 It didn’t take long for the stories show themselves. I approached an intersection where there was a woman holding a cardboard sign. She was dancing, and dancing well I must admit. I suspected that she probably once had, or perhaps still had a career in the dancing arts. Probably the exotic kind. She walked up the line of cars, to as many views as she could get before the light turned and the cars would roll on past her. She would stop at one from time to time. I couldn’t be sure whether she stopped because she saw merciful eyes, or the other kind of eyes that she has seen all too often, and usually gave her money as well.

The light turned green and as I slowly drove by, I looked at her and smiled, then read her sign. In big black ink it read “I was wrong.”   


 There are stories everywhere.

Published in: on September 4, 2012 at 5:14 PM  Comments (2)  
Tags: , , ,

The Crockpot Method To Writing

When I first started this blog it was because as a writer of these Social Media times, I was supposed to have one. That’s similar to the path of how I came to writing to begin with. Originally I wanted to direct films. If I wanted to do that, I had to write them, or find investors, so writing it was. After chasing that dream for a long time, I stopped chasing. I realized I really didn’t want to catch it after all. Being a writer seemed to fit me better. My friends told me I should write, after all I already wrote screenplays, and I could quill a pretty snappy greeting card. So I should write. Right? 

The same year I decided to no longer pursue directing, my Step-Mother died. Two years later my Father would follow. I  moved back to San Antonio and into their house. Cleared it and sold it (this took a year.) I then  drove from Austin to Maine and all parts New England and back–twice! On the second trip I spent 6 months out there. To quote Henry David Thoreau, one of my heroes, “I went into the woods to live deliberately.” With any luck I hoped to quiet my mind enough so I could hear The Universe, or even the guy at the drive-thru, anyone, tell me what was next for my life. I needed a burning bush, so I headed for trees. Lots of trees, and not much else, except for those little bastard black flies. At times I was so remote in the woods of Northern Maine that the only voices I heard seemed to be coming from the trees. I couldn’t quite make out what they were saying, but I was pretty sure they were pissed about me using their brethren for firewood. I went to live a story, so that I could write a story. But I haven’t written that story. Not yet. 

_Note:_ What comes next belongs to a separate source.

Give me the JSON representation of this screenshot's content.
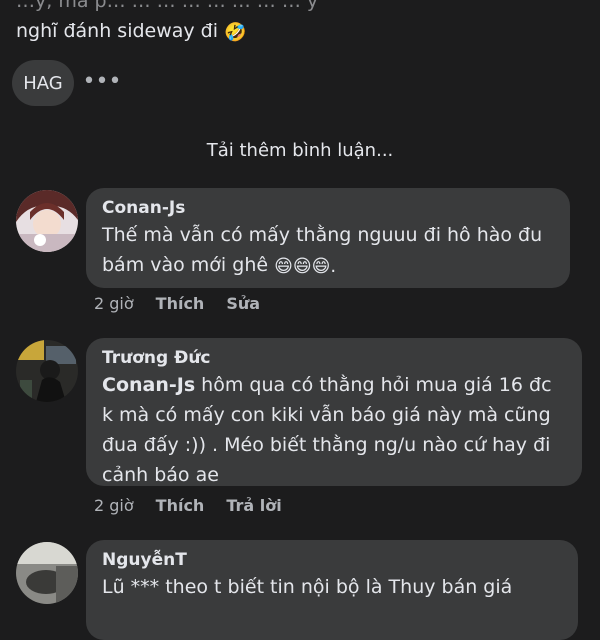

I chose the subtitle Jazz Hands For Introverts, because it seemed to show the humor and contradiction of me having a blog. Those that know me already get the irony. But it’s finally happened for me. I have finally come to the choice on my own. The choice to be a writer. To tell my stories, to tell your stories. To be the best I can be, to hone my craft and always remain in a state of learning.

There is a lot of work to do. Things to learn, that I haven’t before now. A very good friend made a comment a few weeks back that was hurtful to me, but also truthful. She meant absolutely no harm, in fact trying to help. I know that. I got knocked down for a bit though, and had to find my legs again. That too is part of saying yes to being a writer. But I learned moving past the fear doesn’t mean the fear disappears. It doesn’t work that way, you can’t just wait it out. It means you move PAST it, like someone on a busy street that is in your way. They are still there, you just go around them to get to where you are going. 


During the Olympics I kept seeing a trailer for a film called The Odd Life of Timothy Green. in one scene during soccer practice, Timothy apparently makes a mistake, one of many it seems. In the scene, the coach is chewing him out. Timothy just stands there smiling. Perplexed, the coach asks “why are you smiling?”  Timothy responds with an irrepressible glee “Because I can only get better!”


For some people, they just have to cook for a while. To marinate in their life, in their choices.  Everyone has a beginning, even if some start in the middle.

This is my beginning. I can only get better.

Published in: on August 23, 2012 at 3:10 PM  Comments (12)  
Tags: , ,
%d bloggers like this: